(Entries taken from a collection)
****
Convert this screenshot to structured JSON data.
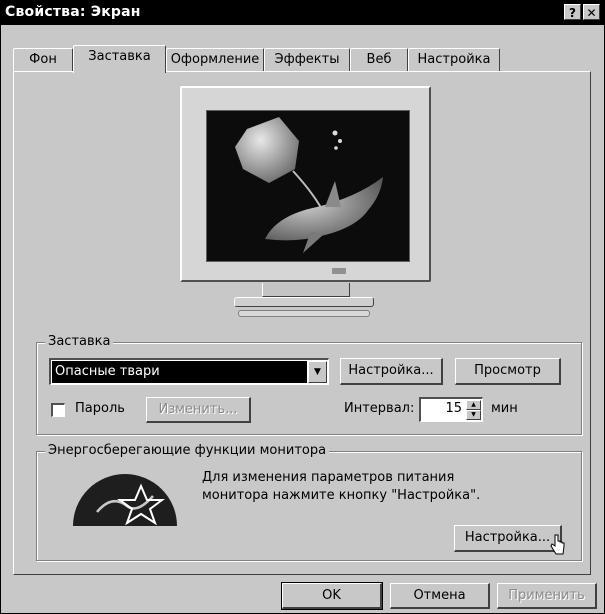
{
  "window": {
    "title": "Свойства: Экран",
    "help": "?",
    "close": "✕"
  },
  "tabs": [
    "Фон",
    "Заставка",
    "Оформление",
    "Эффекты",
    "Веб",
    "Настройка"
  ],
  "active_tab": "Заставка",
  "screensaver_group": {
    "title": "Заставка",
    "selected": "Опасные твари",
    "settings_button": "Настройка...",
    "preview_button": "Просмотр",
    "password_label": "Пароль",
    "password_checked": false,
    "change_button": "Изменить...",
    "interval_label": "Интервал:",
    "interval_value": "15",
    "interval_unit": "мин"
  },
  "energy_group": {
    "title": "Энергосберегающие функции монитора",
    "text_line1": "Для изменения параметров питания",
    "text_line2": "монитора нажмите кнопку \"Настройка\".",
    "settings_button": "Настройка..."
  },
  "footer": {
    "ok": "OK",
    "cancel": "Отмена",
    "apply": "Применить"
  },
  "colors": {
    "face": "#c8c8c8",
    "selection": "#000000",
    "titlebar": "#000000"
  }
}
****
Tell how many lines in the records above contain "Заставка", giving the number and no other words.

Solution for this exercise: 3